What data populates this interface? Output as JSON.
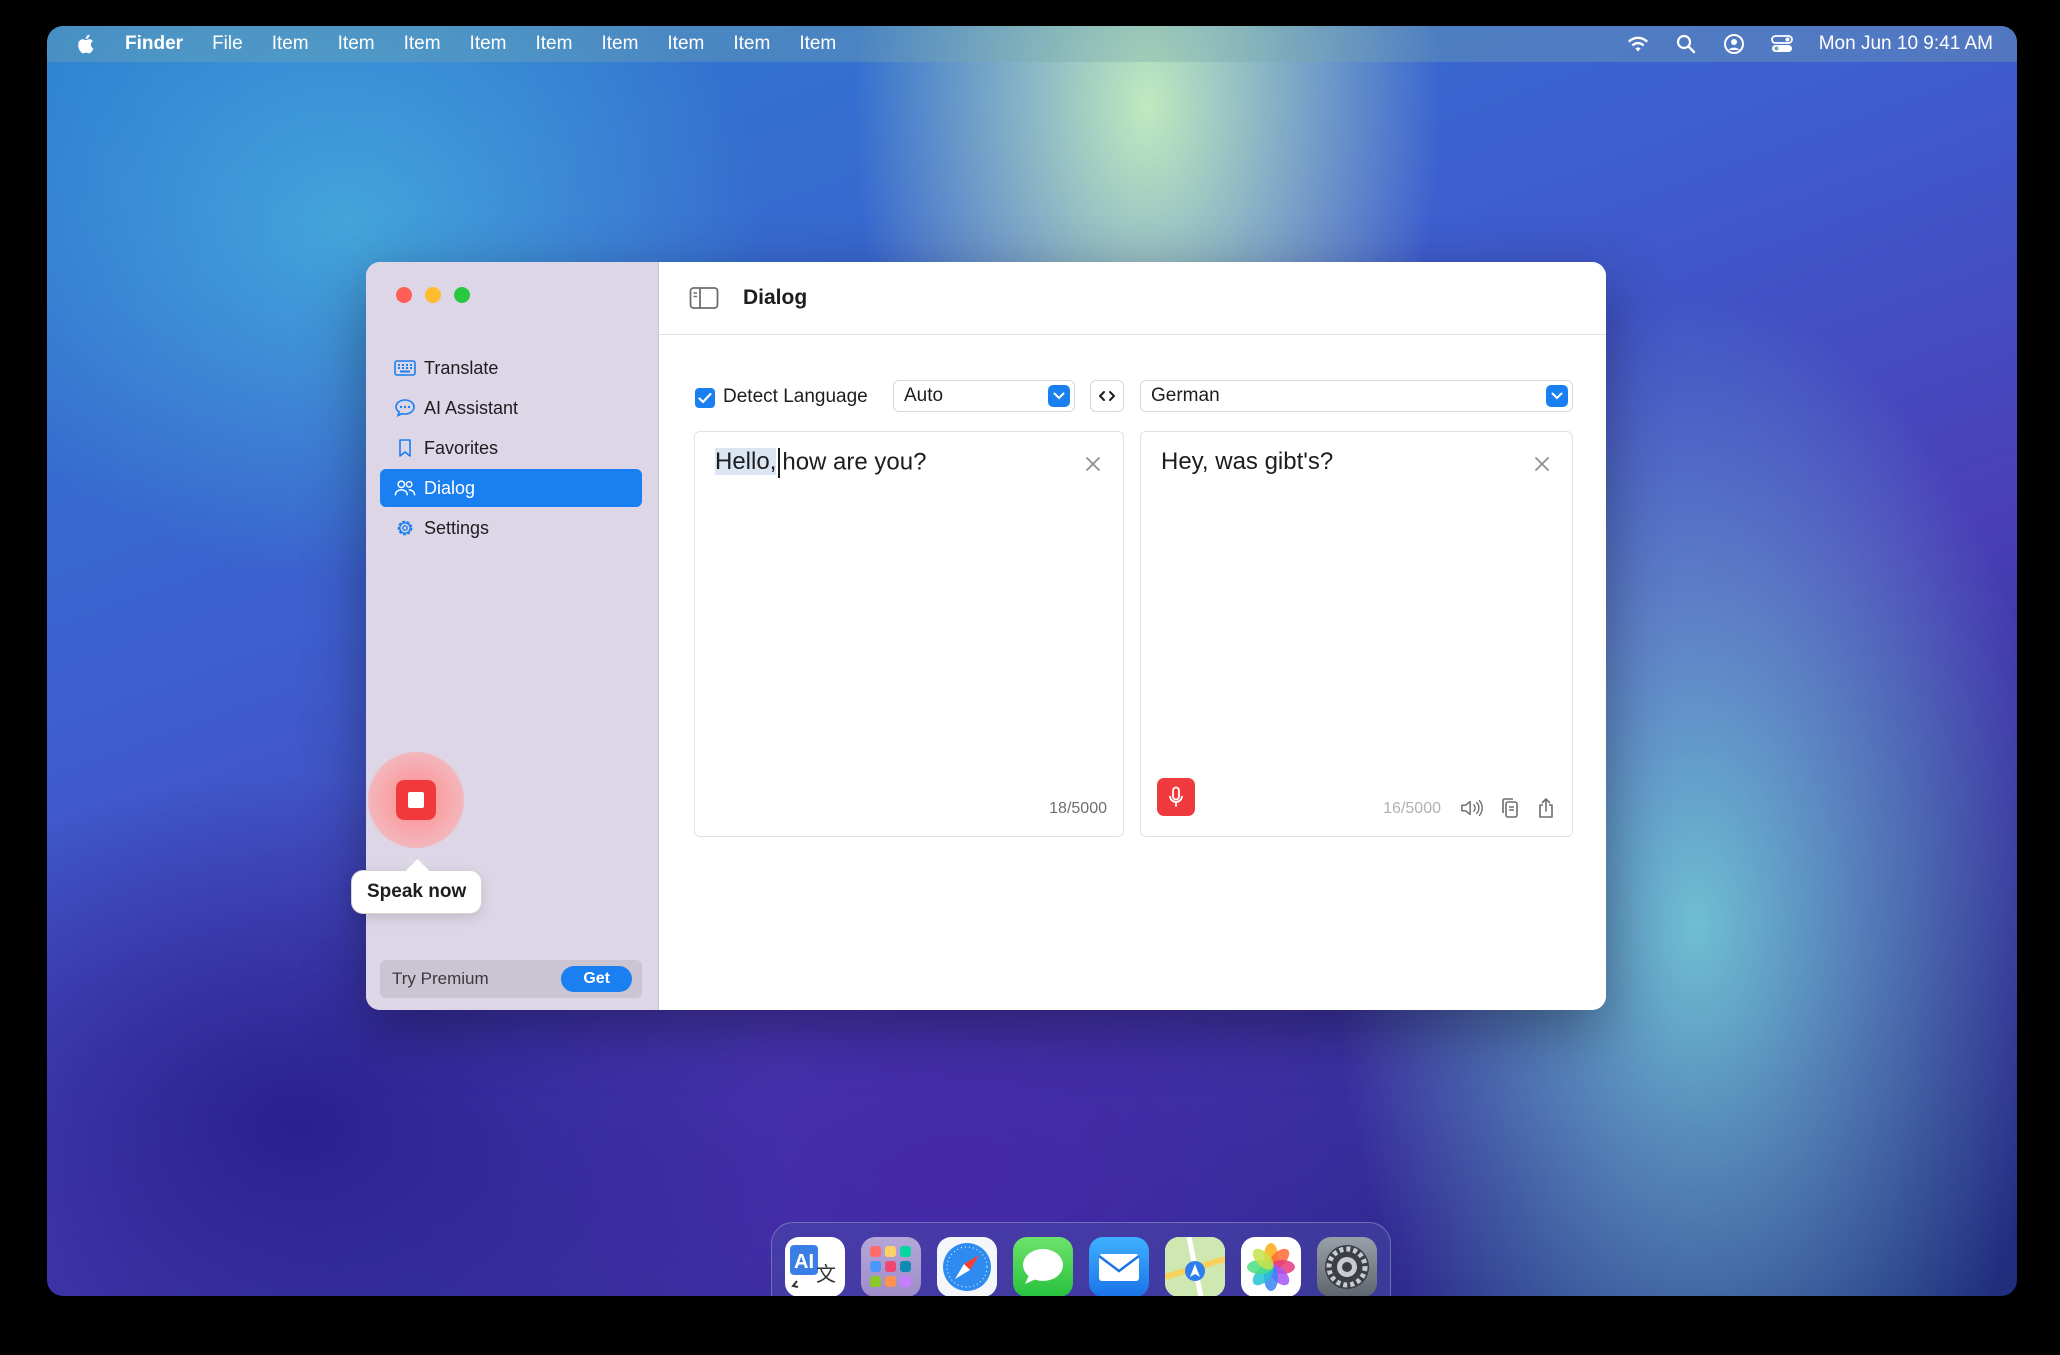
{
  "menubar": {
    "app_name": "Finder",
    "items": [
      "File",
      "Item",
      "Item",
      "Item",
      "Item",
      "Item",
      "Item",
      "Item",
      "Item",
      "Item"
    ],
    "clock": "Mon Jun 10  9:41 AM"
  },
  "window": {
    "title": "Dialog",
    "sidebar": {
      "items": [
        {
          "label": "Translate",
          "icon": "keyboard-icon"
        },
        {
          "label": "AI Assistant",
          "icon": "chat-bubble-icon"
        },
        {
          "label": "Favorites",
          "icon": "bookmark-icon"
        },
        {
          "label": "Dialog",
          "icon": "people-icon",
          "active": true
        },
        {
          "label": "Settings",
          "icon": "gear-icon"
        }
      ],
      "premium": {
        "label": "Try Premium",
        "button": "Get"
      }
    },
    "languages": {
      "detect_label": "Detect Language",
      "detect_checked": true,
      "source": "Auto",
      "target": "German"
    },
    "source_panel": {
      "highlighted": "Hello,",
      "rest": "how are you?",
      "count": "18/5000"
    },
    "target_panel": {
      "text": "Hey, was gibt's?",
      "count": "16/5000"
    },
    "tooltip": "Speak now"
  },
  "dock": {
    "apps": [
      "translate-app-icon",
      "launchpad-icon",
      "safari-icon",
      "messages-icon",
      "mail-icon",
      "maps-icon",
      "photos-icon",
      "system-settings-icon"
    ]
  },
  "colors": {
    "accent": "#1a7ff0",
    "record": "#f0393b"
  }
}
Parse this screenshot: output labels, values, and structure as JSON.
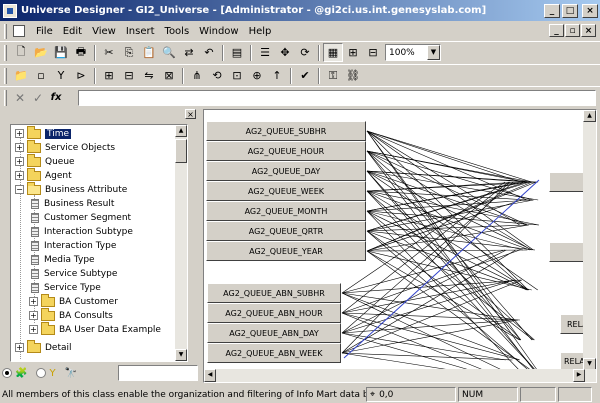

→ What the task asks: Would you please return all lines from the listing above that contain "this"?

→ Task solution:
What data populates this interface? Output as JSON.
Parse this screenshot: output labels, values, and structure as JSON.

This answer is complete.